When I was much younger, I used to do some crazy stuff. I really enjoyed off road three wheeling—did it on a Honda 250 SX. I however, had just a tad more sense than this guy.
We were riding in a dry lake bed in Finger Lakes State Park, Columbia, Missouri. There were quite a few people riding that day, but one in particular caused us to just stop, sit back, and watch in amazement. He was riding a Suzuki QuadRacer. No Helmet, no protective gear, just jeans and a t-shirt. Like a madman, he headed his bike up this hill. Well, no, hill really isn’t the right word. It was more like the mesas in Utah. It was over 100 feet high and very steep, even at the bottom. But worse, the last 20 feet or so at the top was essentially a vertical climb. To make it onto the top you had to have enough speed at the top to push your bike into the air at least until your rear wheels cleared the top, and then hope that your arc in the air was toward the top and not away.
He did pretty good…until he lost his forward momentum. Both he and the bike quite dramatically tumbled and rolled back down the side of the hill. That should have been it, but no, he set his bike back on its wheels and immediately took off up the hill, again.
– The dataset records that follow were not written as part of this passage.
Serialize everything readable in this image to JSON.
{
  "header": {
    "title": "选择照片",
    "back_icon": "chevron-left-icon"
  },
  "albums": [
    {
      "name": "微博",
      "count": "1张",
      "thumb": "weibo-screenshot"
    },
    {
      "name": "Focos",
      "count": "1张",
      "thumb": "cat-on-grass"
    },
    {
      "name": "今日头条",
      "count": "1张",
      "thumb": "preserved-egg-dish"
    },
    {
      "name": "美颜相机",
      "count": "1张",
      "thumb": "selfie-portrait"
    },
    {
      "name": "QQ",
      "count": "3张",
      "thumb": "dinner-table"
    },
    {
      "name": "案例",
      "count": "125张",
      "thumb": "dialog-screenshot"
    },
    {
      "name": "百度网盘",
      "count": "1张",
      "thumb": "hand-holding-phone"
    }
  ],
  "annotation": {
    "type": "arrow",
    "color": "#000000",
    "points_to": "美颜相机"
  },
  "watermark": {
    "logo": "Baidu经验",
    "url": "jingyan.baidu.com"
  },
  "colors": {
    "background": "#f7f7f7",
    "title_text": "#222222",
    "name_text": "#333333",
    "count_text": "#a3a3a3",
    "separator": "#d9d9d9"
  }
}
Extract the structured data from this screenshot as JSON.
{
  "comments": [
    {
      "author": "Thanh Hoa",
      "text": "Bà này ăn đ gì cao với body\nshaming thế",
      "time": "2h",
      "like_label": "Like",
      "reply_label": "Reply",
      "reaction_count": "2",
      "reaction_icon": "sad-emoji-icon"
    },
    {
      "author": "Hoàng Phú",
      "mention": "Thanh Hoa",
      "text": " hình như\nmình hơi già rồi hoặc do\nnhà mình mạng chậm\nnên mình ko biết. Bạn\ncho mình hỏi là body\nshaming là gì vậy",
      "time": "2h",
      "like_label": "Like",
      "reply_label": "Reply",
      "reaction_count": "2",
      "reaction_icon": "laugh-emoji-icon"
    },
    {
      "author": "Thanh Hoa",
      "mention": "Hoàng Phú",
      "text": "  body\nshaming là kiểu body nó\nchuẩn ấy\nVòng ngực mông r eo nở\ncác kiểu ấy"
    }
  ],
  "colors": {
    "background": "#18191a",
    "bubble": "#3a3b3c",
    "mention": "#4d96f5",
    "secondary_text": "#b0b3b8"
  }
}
And then, that’s right, he and the bike came tumbling back down the hill, again. That gave him pause. He looked at the bike, looked up the hill, looked at the bike, looked up the hill, then flipped his bike right side up and sped toward the top, again.
Amazingly, this time he made it. He however, had shown wanton disregard for his safety and for the preservation of his bike. It was totally crazy. And yet, as with many things, there is another hand. The positive that you can take away from this story is that he displayed a dogged determination to accomplish his goal.
It is with this dogged determination that we must face the trials in our lives. When we lose our forward momentum, we may crash and burn, but we get up and try again. We cannot stop when we fear we might not make it. We cannot back away just because we fear getting hurt. We cannot look at our situation and conclude that we are too exposed or unprotected to go on. We may pause to consider, but we cannot concede. We must take life as it comes, and never give up, never give in.